out of drydock early on a Sunday morning. She bumped the
Lexington. We were roused from our bunks by the
strident clanging of the general alarm, and a call to collision
quarters. It was not a drill.
first stateside liberty in 14 months we went ashore, most of the
liberty party making a beeline for favorite haunts in Bremerton,
our West Coast port. About ten, yielding to a thirst for
beer, stopped at the first tavern beyond the Navy Yard gates.
One of the group, who shall also remain nameless, walked up to
the bar ahead of the rest.
"Anybody here from
the----------?" he asked.
A downy cheeked
innocent in dress blues stepped forward and answered, "Yes, I
A single punch
decked him. 'Be sailors from the Lexington turned
around and walked out. You don't drink beer with sailors who are
from a ship which you think placed your ship in
jeopardy-double jeopardy at that. Be they innocent or
guilty, suspicion of guilt suffices.
We heard later
that there were similar altercations elsewhere that first
liberty night in Bremerton and Seattle, a couple of which
required the services of the Shore Patrol. You might get
away with kicking my dog, but don't endanger my ship.
Since 1945 1 have
seen on several occasions mention of the Lexington in the
newspapers. I wish I had saved these small notations of a
great ship's continuing history. A year or two ago boxing
matches were held on and televised from the flight deck of the
Lexington while she was in Pensacola. A few times
the TV cameras panned over the ship; once an aerial view was
shown. It is beyond my power to describe the feeling which
swept over me as I watched. It was something more than
nostalgia, an emotion so acute only those who have experienced
it will understand.
Since 1969 the
Lexington has been in service in the training of fleet naval
aviators, the first and only aircraft carrier so employed.
A recent newspaper article revealed that the Lexington,
docked at the military ocean terminal in Bayonne, New Jersey, is
in for $2.85 million in hull repairs and painting. The
bottom line must have brought thoughtful looks to the faces of
any of the thousands who served aboard her and happened to see
the story. She will be decommissioned in March 1979, to
reduce the carrier force to 12 ships, as ordered by Congress.
The many who have
trod the Lexington's decks as crew or air groups during
her illustrious 35 years are numerous enough to populate a
good-sized city. Soon they will share with countless other
sailors that empty feeling which comes when one learns his old
ship is being mothballed, stripped, shredded, and melted into
bridge girders, skvscraper steel, and auto bodies. There
is a built-in frustration in trying to write about this.
Maybe it can't be written about successfully, but only

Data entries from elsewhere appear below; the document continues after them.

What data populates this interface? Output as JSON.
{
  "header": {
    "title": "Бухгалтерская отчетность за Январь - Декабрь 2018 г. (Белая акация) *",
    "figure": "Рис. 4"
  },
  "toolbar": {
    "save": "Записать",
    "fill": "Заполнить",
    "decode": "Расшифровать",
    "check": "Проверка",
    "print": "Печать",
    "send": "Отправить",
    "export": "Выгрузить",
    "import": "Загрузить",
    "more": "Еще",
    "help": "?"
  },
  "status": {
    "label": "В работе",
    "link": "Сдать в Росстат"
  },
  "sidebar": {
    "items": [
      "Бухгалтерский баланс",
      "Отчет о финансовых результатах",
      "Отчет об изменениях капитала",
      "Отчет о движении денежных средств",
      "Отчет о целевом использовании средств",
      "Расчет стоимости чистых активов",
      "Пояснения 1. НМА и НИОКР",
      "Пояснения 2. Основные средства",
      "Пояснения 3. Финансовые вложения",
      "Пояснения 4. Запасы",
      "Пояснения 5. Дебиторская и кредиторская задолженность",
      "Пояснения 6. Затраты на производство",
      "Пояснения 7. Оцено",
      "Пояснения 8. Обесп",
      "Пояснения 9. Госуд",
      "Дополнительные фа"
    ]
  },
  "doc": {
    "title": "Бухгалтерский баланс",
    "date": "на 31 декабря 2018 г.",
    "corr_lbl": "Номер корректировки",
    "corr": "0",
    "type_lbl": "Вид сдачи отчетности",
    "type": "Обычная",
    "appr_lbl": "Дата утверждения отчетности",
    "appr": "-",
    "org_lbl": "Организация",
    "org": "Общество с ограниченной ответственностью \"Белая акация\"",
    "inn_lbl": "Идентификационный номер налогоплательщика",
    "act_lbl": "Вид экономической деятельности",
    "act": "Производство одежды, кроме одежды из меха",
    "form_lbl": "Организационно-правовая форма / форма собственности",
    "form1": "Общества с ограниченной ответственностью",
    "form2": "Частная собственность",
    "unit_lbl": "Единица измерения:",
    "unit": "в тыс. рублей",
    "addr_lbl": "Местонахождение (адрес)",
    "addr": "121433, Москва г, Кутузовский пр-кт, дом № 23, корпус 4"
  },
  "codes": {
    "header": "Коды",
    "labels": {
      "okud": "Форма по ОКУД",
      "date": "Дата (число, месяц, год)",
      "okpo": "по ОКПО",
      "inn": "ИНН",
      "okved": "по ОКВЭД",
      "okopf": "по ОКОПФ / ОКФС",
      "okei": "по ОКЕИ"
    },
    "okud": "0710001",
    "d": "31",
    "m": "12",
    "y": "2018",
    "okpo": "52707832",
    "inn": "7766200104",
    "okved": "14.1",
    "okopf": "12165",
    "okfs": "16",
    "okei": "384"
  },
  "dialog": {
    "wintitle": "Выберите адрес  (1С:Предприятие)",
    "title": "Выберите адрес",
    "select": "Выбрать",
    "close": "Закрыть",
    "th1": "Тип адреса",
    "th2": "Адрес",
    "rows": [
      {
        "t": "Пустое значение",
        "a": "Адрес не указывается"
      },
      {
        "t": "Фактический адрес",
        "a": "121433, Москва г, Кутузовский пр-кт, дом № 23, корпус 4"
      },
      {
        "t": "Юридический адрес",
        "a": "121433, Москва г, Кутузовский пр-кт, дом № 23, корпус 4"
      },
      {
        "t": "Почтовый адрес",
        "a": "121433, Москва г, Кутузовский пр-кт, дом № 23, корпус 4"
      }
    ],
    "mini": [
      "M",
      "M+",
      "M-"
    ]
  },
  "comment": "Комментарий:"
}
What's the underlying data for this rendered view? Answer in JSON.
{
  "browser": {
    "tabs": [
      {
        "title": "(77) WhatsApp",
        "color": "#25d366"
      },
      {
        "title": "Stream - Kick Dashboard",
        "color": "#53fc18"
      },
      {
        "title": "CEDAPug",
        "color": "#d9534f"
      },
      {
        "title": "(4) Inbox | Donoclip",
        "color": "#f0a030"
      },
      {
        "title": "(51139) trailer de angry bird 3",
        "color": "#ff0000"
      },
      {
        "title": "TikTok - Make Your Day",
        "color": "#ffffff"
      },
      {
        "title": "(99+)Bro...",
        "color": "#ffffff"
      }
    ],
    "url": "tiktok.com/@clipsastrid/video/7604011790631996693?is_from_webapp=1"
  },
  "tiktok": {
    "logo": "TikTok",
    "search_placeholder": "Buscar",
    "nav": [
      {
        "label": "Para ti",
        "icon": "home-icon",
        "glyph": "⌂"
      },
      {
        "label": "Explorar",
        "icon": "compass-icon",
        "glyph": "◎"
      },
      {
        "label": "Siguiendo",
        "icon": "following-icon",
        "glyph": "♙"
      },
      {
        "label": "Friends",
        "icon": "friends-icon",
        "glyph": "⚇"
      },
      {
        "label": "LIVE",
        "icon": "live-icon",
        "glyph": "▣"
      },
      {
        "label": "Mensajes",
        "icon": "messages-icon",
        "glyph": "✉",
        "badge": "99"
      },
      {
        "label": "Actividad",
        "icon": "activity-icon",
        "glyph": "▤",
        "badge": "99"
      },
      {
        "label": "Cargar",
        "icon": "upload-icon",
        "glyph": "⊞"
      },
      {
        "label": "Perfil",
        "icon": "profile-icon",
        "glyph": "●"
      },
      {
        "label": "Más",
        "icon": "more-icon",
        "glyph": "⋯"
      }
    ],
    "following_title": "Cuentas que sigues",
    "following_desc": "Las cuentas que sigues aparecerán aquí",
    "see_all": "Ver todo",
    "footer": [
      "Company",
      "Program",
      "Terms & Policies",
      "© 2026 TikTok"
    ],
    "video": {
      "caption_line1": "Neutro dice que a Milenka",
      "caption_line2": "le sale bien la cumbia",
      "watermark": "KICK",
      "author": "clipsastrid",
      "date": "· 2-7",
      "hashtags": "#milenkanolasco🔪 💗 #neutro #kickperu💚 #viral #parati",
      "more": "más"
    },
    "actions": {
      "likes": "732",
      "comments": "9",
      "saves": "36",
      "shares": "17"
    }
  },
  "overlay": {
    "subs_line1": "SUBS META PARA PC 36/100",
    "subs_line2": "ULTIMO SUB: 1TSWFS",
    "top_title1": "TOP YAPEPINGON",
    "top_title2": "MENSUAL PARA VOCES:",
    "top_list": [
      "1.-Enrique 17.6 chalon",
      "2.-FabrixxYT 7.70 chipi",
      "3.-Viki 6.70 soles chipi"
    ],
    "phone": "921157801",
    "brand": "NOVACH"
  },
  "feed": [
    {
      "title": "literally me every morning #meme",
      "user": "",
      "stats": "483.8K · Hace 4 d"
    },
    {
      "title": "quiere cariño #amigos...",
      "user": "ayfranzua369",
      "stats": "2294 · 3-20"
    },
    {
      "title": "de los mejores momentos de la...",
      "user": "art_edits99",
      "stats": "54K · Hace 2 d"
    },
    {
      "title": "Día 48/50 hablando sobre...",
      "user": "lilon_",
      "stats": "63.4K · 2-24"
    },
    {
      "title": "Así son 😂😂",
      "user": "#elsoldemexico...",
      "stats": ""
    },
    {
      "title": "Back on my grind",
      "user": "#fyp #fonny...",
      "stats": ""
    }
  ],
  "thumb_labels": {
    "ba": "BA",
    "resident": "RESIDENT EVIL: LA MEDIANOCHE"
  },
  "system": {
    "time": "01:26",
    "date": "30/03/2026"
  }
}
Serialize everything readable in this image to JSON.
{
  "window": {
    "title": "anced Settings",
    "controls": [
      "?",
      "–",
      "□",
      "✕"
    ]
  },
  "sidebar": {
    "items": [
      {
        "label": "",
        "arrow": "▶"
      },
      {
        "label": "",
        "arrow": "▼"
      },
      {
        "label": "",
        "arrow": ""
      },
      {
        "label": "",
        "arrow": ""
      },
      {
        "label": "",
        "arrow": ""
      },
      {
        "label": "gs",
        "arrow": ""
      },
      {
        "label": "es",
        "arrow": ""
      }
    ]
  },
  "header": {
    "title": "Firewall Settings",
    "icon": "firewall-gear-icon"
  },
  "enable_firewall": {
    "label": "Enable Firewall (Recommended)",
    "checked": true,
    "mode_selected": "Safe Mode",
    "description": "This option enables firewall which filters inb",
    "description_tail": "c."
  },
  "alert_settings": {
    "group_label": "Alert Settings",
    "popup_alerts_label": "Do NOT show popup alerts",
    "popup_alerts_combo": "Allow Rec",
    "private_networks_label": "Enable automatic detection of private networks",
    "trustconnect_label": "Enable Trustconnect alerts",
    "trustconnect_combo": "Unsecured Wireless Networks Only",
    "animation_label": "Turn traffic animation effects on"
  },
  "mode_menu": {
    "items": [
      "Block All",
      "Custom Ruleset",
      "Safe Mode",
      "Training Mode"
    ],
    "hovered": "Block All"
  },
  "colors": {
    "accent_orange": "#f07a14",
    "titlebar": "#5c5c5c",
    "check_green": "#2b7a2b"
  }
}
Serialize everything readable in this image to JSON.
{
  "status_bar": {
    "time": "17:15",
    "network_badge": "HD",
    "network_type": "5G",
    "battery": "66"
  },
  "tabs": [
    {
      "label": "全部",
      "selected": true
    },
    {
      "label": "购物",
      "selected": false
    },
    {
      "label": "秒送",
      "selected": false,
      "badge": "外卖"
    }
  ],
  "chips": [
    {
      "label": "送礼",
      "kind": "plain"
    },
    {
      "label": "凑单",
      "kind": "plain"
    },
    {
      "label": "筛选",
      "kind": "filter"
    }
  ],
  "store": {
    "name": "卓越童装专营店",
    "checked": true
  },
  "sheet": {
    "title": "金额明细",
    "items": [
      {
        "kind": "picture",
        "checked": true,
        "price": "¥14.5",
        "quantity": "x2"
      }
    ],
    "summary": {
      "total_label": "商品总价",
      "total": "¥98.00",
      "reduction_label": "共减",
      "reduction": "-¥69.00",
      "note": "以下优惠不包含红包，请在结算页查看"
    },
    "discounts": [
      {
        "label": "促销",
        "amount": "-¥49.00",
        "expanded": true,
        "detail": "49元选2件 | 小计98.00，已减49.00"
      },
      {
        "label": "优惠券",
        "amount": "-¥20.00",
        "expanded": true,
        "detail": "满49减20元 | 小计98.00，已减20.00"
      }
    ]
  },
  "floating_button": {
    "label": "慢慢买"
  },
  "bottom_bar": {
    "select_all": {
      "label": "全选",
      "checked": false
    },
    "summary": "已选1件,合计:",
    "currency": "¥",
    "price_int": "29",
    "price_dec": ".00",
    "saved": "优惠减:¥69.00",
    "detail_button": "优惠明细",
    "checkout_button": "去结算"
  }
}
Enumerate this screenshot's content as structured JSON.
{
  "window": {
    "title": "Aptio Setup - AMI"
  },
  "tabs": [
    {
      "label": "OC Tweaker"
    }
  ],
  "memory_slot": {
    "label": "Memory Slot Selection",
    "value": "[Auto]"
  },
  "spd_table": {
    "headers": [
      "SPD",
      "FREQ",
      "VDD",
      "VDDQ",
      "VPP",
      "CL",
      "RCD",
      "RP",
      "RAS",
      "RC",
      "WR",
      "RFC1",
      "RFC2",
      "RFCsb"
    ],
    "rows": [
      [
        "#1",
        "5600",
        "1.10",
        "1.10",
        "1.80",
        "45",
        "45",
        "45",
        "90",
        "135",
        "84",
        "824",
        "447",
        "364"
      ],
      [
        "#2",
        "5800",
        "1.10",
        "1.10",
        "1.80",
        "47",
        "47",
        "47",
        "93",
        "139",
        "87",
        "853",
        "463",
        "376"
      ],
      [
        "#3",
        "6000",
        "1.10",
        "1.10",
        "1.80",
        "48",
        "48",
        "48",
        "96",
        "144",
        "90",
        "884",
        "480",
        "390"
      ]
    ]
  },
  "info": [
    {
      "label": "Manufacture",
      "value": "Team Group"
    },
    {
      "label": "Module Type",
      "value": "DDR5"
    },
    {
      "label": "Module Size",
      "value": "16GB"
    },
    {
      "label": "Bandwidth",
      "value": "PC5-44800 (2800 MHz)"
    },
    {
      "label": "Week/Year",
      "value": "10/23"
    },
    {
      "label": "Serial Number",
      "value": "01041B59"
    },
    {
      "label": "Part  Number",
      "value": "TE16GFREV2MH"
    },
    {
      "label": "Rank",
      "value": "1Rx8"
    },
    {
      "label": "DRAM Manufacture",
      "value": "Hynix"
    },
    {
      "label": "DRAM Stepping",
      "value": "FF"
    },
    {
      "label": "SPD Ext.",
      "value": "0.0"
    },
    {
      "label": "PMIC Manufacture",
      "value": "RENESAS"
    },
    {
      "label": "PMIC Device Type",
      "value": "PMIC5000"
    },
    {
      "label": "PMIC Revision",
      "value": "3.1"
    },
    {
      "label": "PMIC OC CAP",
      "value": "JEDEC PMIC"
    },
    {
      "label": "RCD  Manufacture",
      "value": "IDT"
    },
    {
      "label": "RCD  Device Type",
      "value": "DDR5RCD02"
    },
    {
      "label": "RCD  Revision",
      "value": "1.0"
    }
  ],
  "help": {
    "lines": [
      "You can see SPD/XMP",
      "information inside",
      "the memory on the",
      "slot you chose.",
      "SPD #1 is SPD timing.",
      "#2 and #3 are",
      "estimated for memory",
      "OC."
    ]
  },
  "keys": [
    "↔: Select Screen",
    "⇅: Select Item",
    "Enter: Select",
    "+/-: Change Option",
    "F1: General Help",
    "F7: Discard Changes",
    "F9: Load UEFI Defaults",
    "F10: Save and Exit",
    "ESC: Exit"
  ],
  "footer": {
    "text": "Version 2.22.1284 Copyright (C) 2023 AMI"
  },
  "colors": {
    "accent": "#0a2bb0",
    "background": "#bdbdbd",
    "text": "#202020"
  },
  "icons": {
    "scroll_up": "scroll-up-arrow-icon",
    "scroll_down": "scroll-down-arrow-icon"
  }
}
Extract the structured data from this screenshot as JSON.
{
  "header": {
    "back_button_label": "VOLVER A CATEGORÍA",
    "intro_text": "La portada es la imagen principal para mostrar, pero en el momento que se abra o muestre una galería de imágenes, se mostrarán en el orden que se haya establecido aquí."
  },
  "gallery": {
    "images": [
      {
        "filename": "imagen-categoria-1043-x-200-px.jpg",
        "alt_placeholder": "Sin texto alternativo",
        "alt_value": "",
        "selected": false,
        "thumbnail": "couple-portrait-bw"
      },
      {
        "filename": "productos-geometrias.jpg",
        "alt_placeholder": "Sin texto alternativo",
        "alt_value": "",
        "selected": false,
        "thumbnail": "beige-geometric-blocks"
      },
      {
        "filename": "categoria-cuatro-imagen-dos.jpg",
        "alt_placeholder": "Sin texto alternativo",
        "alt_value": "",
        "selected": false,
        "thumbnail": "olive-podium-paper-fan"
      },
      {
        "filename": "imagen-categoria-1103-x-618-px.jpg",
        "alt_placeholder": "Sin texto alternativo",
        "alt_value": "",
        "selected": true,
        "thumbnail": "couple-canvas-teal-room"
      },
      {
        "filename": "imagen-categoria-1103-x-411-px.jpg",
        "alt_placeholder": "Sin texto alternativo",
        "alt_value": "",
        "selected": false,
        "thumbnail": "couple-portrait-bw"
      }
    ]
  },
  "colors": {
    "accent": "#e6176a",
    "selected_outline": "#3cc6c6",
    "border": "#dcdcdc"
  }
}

experienced. I have lost touch with every shipmate with
whom I served. One by one, the lines of communication went
down over the years. Captain Felix B. Stump (later
Admiral) is dead; also Vice Admiral Mitscher. Although the
Lexington's wartime losses do not compare with those of
some other ships, we had our burials at sea, we had our share of
pilots and crewmen who did not return. They have been
joined by many who survived those earlier days.
So now her days
are numbered, and soon she will be gone to glory.
than a ship leaves us when an old naval vessel puts out to sea
for the last time. Somehow, somewhere we have lost our
innocence along the way, and each departure breaks another
thread. Yet these gray ghosts sailing single file to the
horizon live in the memory of men who served on them as
monuments to the days when devotion to duty, respect for the
flag, love of country, and loyalty to one's ship were qualities
which made men stand taller and walk straighter.
The years pass
like the ships. Soon we too will be gone like them gone,
I hope, to glory.